(Interface dataset entries)
**********
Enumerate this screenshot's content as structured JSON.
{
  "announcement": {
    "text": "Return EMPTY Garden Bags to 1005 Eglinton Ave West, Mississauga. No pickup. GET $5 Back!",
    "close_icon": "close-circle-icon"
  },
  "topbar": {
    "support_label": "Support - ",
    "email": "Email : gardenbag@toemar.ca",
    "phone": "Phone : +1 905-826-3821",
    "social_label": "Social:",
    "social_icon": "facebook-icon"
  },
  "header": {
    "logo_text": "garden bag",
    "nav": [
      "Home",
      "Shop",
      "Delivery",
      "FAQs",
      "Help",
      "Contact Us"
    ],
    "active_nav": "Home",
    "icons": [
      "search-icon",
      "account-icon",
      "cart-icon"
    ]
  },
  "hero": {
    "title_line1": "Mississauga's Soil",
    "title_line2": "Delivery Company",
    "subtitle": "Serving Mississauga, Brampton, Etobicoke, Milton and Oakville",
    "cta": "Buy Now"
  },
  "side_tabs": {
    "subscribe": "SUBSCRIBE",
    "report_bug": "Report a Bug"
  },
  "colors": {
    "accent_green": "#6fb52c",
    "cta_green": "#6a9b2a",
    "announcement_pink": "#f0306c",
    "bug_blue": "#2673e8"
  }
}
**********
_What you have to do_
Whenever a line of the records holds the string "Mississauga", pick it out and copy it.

_Problem solution_
    "text": "Return EMPTY Garden Bags to 1005 Eglinton Ave West, Mississauga. No pickup. GET $5 Back!",
    "title_line1": "Mississauga's Soil",
    "subtitle": "Serving Mississauga, Brampton, Etobicoke, Milton and Oakville",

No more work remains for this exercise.